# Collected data

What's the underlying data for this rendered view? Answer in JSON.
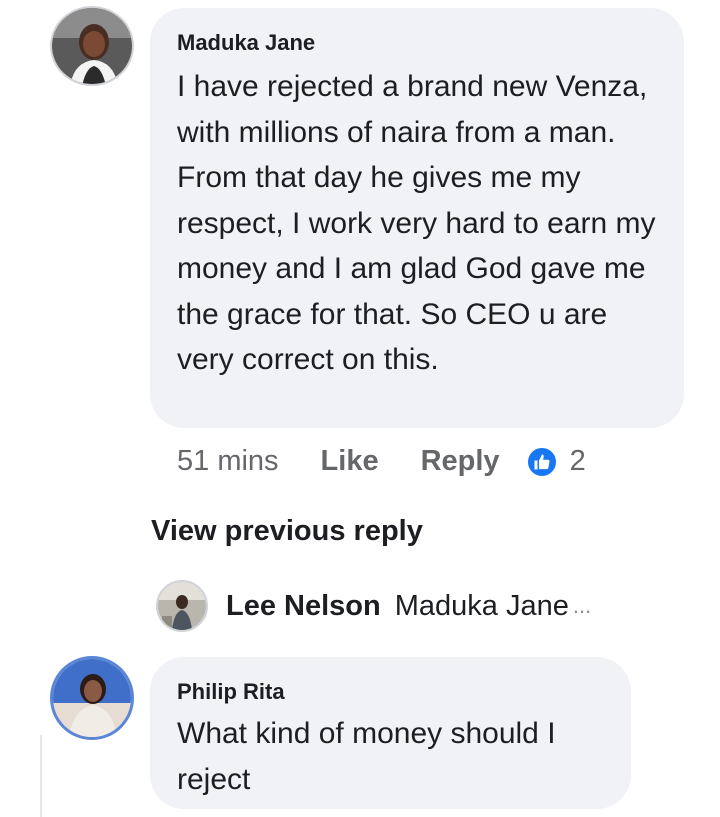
{
  "comments": [
    {
      "author": "Maduka Jane",
      "text": "I have rejected a brand new Venza, with millions of naira from a man. From that day he gives me my respect, I work very hard to earn my money and I am glad God gave me the grace for that.  So CEO  u are very correct on this.",
      "time": "51 mins",
      "like_label": "Like",
      "reply_label": "Reply",
      "reaction_count": "2"
    },
    {
      "author": "Philip Rita",
      "text": "What kind of money should I reject"
    }
  ],
  "view_previous_reply": "View previous reply",
  "reply_preview": {
    "author": "Lee Nelson",
    "snippet": "Maduka Jane",
    "ellipsis": "..."
  },
  "colors": {
    "bubble": "#f0f2f5",
    "meta_text": "#65676b",
    "like_blue": "#1877f2"
  },
  "icons": {
    "reaction": "thumbs-up-icon"
  }
}
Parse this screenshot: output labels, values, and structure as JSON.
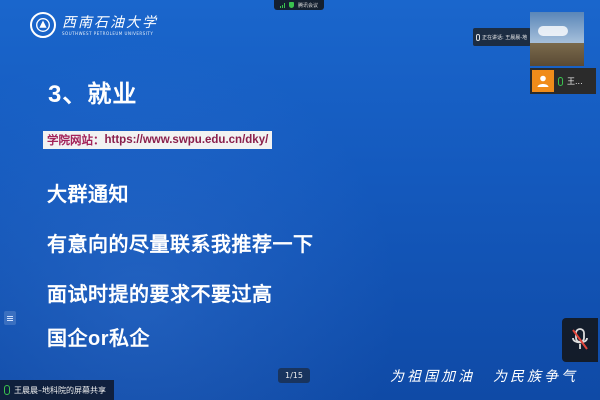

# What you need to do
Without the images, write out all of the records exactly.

# Response to this exercise
What's the underlying data for this rendered view? Answer in JSON.
{
  "comments": [
    {
      "author": "Maduka Jane",
      "text": "I have rejected a brand new Venza, with millions of naira from a man. From that day he gives me my respect, I work very hard to earn my money and I am glad God gave me the grace for that.  So CEO  u are very correct on this.",
      "time": "51 mins",
      "like_label": "Like",
      "reply_label": "Reply",
      "reaction_count": "2"
    },
    {
      "author": "Philip Rita",
      "text": "What kind of money should I reject"
    }
  ],
  "view_previous_reply": "View previous reply",
  "reply_preview": {
    "author": "Lee Nelson",
    "snippet": "Maduka Jane",
    "ellipsis": "..."
  },
  "colors": {
    "bubble": "#f0f2f5",
    "meta_text": "#65676b",
    "like_blue": "#1877f2"
  },
  "icons": {
    "reaction": "thumbs-up-icon"
  }
}
Parse this screenshot: output labels, values, and structure as JSON.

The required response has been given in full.